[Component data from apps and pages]

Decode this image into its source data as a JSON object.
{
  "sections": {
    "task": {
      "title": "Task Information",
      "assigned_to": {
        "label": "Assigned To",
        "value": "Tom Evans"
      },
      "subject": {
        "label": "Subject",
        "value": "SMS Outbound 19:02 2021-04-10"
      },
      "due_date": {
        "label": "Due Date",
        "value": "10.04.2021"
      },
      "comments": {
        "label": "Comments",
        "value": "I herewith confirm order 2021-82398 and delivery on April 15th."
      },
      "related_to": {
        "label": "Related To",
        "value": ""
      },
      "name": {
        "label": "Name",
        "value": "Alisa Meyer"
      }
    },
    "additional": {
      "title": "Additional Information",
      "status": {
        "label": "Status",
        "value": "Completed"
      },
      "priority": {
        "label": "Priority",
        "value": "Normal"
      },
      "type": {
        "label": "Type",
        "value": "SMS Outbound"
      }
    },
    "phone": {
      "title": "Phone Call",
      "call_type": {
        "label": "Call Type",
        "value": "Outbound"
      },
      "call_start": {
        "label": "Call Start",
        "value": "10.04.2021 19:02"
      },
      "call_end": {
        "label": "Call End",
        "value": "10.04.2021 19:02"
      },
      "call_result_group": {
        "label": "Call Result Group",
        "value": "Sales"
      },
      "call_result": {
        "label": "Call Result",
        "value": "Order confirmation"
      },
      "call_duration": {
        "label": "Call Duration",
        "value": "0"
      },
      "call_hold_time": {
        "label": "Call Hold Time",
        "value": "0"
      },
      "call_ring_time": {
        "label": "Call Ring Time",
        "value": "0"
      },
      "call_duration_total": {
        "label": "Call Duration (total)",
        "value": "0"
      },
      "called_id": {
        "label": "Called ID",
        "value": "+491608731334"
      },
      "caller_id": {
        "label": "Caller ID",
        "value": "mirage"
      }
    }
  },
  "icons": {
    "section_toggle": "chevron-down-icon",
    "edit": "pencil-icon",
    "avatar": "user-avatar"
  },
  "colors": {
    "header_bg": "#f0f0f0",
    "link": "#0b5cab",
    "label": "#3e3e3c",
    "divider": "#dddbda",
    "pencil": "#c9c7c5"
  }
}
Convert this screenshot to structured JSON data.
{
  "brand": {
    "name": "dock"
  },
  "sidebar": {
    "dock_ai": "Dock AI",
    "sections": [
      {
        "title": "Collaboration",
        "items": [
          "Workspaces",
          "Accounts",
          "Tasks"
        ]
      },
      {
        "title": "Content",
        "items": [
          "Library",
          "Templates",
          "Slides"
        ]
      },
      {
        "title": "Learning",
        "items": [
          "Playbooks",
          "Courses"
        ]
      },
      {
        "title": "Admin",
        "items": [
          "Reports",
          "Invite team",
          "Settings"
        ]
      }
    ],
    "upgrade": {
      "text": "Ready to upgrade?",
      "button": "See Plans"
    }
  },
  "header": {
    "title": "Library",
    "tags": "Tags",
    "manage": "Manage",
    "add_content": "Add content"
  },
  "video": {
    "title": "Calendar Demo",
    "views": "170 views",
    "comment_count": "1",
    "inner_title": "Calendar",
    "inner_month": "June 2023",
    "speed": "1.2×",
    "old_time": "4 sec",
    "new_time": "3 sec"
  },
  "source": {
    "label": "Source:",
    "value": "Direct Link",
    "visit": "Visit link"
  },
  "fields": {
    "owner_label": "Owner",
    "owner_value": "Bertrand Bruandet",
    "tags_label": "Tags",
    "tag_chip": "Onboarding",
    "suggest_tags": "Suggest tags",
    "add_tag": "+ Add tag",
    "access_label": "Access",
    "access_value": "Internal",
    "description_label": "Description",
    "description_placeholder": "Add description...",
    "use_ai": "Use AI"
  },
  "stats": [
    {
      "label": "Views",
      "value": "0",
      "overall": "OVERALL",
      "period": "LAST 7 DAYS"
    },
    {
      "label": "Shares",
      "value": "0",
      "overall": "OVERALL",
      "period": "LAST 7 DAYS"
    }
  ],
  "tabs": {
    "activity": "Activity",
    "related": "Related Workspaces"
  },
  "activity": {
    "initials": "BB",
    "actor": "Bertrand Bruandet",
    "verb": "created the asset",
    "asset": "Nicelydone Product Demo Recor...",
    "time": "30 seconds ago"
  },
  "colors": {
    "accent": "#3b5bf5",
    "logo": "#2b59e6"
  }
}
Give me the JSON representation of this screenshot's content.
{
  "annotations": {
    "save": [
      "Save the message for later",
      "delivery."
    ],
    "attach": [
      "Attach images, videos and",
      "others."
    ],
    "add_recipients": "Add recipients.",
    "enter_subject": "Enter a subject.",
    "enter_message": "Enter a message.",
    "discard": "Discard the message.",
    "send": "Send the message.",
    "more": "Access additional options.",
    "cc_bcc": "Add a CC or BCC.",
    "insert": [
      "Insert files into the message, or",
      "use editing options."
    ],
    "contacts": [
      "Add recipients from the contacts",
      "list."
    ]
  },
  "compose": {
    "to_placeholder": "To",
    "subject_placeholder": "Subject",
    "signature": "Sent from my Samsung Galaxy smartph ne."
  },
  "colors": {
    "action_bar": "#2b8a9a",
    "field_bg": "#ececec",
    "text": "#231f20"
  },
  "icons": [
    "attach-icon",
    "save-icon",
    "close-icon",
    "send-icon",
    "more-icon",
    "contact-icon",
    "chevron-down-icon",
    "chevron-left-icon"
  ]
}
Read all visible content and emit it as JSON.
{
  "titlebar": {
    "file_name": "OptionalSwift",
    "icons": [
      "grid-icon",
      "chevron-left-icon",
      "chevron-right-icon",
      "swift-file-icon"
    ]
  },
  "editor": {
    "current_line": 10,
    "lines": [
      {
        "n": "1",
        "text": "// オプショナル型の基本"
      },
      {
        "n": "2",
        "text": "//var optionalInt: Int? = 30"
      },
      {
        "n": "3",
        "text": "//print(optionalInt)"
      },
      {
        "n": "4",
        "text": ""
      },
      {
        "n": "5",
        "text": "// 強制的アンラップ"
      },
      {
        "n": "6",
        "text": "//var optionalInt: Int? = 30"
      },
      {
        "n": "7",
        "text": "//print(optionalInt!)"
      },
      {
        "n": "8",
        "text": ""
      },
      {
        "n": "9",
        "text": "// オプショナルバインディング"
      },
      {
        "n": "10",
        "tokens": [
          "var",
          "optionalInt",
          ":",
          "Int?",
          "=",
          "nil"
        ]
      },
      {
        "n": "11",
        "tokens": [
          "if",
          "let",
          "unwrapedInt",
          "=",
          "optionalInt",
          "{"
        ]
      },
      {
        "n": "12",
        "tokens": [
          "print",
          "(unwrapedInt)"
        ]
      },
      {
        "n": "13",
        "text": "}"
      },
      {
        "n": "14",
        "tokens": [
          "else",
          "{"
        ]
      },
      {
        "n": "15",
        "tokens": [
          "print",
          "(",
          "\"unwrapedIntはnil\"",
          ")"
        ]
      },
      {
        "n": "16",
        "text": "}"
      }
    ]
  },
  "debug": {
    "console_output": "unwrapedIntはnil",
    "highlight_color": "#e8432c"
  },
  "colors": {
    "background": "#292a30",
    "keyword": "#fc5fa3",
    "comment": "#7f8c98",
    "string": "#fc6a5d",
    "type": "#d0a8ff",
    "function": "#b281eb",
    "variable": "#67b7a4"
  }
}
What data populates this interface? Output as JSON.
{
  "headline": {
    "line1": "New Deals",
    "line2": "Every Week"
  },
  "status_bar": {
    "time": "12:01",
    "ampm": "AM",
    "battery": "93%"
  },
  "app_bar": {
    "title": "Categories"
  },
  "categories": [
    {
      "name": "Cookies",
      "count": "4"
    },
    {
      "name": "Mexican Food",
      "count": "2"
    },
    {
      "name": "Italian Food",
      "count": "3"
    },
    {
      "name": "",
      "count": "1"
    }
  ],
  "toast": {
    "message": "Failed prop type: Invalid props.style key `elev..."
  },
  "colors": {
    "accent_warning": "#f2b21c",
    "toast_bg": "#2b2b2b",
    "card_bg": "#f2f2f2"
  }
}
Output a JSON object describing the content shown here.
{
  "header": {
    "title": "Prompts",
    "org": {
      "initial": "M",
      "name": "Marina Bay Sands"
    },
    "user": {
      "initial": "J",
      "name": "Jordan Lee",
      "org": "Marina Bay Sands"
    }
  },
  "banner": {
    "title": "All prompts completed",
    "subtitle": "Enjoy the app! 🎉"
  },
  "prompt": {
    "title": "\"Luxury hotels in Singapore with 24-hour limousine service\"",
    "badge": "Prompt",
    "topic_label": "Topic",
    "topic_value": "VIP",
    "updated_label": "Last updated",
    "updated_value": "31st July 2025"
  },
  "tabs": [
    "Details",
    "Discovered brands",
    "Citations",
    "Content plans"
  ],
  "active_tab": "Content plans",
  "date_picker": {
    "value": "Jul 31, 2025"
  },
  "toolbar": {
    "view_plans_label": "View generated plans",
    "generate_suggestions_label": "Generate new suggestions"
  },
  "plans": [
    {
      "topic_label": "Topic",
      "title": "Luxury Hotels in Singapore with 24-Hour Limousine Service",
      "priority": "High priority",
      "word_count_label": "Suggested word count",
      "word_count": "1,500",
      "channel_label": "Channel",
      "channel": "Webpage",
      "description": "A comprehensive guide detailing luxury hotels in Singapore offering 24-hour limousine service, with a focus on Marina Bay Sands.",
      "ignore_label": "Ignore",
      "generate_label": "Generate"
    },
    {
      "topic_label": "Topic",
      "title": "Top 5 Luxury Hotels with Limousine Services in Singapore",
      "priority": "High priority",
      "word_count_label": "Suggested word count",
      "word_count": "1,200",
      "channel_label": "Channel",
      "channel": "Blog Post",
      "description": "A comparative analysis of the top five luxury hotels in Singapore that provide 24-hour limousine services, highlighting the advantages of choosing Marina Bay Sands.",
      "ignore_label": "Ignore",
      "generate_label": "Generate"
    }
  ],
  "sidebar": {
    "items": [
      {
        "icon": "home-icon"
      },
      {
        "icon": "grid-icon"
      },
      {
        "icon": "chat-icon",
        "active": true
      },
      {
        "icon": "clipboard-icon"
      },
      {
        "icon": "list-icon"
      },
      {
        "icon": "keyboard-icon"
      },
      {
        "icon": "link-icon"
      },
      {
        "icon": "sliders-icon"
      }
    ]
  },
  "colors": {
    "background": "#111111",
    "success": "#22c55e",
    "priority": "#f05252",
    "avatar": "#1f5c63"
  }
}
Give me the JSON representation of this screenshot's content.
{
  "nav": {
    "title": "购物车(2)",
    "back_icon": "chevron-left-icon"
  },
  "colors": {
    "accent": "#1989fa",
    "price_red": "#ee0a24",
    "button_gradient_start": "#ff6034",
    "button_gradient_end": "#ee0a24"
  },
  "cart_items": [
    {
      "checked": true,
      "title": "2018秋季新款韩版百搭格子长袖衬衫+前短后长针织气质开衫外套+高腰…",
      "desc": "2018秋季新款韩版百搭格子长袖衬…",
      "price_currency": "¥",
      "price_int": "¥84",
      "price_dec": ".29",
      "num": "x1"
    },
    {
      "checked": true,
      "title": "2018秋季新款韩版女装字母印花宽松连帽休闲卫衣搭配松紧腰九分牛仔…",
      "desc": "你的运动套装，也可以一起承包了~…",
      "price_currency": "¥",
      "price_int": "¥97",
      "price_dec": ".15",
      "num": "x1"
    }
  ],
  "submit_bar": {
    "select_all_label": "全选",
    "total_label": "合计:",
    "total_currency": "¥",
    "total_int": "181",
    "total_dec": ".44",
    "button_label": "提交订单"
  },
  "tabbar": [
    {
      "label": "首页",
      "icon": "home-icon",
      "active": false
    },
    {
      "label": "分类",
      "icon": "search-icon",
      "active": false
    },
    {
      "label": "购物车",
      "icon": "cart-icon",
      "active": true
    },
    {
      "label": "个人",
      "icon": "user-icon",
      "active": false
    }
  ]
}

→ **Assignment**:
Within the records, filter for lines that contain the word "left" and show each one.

→ **Solution for this problem**:
    "chevron-left-icon"
      "chevron-left-icon",
    "back_icon": "chevron-left-icon"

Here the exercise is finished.